EXERCISE BRIEF:
Below is a listing. Copy each line of it that holds the word "icon".
────────────────────────────────────────
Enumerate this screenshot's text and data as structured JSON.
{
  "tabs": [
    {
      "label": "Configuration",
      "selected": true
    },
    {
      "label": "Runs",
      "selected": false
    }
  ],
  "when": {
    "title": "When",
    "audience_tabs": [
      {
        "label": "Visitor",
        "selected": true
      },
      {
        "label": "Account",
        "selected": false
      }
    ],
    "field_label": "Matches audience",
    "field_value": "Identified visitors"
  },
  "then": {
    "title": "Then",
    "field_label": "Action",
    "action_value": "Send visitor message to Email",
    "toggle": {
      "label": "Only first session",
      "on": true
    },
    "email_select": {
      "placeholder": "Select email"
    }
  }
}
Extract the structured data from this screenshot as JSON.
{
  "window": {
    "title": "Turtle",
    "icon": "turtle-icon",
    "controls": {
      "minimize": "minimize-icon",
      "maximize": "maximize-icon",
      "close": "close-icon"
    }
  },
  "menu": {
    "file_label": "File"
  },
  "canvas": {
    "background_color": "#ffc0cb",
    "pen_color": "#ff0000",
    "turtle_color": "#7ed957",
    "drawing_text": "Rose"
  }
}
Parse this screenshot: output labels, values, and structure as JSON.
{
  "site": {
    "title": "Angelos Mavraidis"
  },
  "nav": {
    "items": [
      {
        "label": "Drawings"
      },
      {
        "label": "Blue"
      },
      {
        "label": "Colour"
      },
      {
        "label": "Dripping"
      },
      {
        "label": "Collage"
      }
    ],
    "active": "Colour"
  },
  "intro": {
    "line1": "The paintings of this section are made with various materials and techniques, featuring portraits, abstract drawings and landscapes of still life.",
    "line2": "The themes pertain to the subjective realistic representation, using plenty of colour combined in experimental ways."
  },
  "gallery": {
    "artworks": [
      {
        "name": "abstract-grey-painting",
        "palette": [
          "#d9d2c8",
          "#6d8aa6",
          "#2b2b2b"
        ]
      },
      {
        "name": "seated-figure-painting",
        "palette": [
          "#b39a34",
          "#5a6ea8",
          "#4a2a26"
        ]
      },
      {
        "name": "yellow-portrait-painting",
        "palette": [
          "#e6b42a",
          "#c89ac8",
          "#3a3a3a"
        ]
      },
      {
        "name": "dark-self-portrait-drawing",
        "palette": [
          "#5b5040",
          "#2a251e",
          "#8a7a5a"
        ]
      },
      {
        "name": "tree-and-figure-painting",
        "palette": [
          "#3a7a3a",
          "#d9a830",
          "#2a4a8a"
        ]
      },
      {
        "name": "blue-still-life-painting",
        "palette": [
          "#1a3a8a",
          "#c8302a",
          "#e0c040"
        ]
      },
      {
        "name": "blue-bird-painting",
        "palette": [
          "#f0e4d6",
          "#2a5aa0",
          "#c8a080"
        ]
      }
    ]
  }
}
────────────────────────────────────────
EXERCISE SOLUTION:
    "icon": "turtle-icon",
      "minimize": "minimize-icon",
      "maximize": "maximize-icon",
      "close": "close-icon"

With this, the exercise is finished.